Excerpts from an interface dataset
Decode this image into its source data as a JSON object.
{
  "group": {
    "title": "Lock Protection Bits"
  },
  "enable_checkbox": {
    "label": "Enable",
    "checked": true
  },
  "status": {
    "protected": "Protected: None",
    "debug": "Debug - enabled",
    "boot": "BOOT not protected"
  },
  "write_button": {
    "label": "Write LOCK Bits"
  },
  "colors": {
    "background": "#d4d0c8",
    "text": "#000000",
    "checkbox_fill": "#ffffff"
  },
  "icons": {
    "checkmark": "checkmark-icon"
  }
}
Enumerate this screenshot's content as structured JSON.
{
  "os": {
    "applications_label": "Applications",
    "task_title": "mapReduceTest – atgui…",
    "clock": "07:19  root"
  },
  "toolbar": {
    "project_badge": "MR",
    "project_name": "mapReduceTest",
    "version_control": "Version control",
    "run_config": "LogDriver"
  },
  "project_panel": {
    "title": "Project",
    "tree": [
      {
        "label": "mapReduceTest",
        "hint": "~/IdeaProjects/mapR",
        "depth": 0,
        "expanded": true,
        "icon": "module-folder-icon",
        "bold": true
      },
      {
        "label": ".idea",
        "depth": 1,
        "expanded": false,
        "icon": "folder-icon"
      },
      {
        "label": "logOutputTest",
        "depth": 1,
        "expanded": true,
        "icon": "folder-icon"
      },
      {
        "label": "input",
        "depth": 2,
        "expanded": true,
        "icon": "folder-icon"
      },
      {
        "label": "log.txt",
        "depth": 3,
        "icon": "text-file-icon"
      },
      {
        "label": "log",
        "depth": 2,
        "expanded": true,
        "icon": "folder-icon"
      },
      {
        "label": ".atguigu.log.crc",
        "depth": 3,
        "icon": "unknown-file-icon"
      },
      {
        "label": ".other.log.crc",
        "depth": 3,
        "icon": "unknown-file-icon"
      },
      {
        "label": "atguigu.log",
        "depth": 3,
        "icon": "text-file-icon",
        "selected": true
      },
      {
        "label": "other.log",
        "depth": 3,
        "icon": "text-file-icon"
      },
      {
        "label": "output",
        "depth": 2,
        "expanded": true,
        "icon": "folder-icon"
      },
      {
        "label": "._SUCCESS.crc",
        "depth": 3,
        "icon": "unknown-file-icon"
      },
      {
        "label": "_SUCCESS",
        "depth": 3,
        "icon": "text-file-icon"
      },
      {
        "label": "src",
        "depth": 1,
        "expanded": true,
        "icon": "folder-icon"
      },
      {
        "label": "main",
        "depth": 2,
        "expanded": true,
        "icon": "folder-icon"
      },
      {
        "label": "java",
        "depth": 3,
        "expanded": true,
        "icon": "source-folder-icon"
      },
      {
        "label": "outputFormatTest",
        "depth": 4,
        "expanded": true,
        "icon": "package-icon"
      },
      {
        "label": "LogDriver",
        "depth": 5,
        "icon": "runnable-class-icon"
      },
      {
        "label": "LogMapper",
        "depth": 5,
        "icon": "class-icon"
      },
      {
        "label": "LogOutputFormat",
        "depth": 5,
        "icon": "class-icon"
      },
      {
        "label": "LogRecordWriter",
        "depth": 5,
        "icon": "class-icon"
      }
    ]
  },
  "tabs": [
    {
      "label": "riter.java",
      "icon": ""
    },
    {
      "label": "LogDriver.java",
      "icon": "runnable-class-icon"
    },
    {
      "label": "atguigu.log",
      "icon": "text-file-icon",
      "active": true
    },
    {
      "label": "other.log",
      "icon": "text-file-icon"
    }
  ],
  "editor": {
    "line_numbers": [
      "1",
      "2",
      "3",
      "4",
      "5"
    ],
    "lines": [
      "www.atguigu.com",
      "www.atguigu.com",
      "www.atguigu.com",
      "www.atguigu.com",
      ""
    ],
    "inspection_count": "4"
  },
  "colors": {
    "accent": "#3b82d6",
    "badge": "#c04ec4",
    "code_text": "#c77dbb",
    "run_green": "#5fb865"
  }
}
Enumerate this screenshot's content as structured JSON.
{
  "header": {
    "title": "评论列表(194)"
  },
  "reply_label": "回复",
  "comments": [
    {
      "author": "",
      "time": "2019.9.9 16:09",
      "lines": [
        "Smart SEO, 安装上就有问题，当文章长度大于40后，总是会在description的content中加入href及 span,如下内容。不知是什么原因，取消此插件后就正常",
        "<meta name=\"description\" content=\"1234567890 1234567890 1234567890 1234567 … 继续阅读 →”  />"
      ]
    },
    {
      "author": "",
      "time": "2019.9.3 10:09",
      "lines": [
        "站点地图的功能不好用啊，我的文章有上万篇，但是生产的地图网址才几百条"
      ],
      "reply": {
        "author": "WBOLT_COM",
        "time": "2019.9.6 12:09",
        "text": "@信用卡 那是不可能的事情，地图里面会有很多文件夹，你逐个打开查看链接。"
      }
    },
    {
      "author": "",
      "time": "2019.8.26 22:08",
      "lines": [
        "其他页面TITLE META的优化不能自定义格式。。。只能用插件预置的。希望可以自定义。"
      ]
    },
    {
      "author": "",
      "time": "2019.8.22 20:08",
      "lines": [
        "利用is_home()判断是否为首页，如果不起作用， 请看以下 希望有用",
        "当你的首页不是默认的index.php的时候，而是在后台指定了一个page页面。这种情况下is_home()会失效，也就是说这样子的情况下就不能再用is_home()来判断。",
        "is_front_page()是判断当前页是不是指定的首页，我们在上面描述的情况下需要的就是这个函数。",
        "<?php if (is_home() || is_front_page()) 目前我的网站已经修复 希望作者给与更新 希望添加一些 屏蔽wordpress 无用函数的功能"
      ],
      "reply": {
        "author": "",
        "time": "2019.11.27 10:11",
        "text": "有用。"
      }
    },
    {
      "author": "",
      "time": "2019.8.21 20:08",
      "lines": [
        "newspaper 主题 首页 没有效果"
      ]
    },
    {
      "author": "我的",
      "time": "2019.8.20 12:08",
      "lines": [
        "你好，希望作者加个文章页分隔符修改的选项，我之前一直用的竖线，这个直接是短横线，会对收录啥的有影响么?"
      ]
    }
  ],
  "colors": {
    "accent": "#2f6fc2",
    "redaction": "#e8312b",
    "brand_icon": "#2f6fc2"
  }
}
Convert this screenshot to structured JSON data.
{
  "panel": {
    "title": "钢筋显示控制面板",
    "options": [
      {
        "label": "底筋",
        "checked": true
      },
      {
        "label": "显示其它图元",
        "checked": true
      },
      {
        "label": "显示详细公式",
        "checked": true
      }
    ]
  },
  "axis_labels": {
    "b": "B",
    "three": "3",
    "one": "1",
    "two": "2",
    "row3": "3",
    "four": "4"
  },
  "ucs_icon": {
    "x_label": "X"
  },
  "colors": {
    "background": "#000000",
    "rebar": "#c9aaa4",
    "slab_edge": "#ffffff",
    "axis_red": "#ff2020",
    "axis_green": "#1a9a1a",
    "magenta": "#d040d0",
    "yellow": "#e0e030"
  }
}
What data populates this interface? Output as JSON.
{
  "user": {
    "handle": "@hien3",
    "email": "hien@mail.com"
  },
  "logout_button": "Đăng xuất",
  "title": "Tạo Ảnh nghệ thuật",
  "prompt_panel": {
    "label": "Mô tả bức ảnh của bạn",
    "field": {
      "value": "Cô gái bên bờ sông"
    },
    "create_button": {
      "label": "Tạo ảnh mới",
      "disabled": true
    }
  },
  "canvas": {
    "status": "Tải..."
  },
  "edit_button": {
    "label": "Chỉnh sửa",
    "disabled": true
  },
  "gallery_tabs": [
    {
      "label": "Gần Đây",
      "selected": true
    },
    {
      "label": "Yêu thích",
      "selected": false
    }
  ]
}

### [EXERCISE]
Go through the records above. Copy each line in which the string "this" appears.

### [EXERCISE OUTPUT]
Decode this image into its source data as a JSON object.
Enumerate this screenshot's content as structured JSON.
Enumerate this screenshot's content as structured JSON.
Convert this screenshot to structured JSON data.
What data populates this interface? Output as JSON.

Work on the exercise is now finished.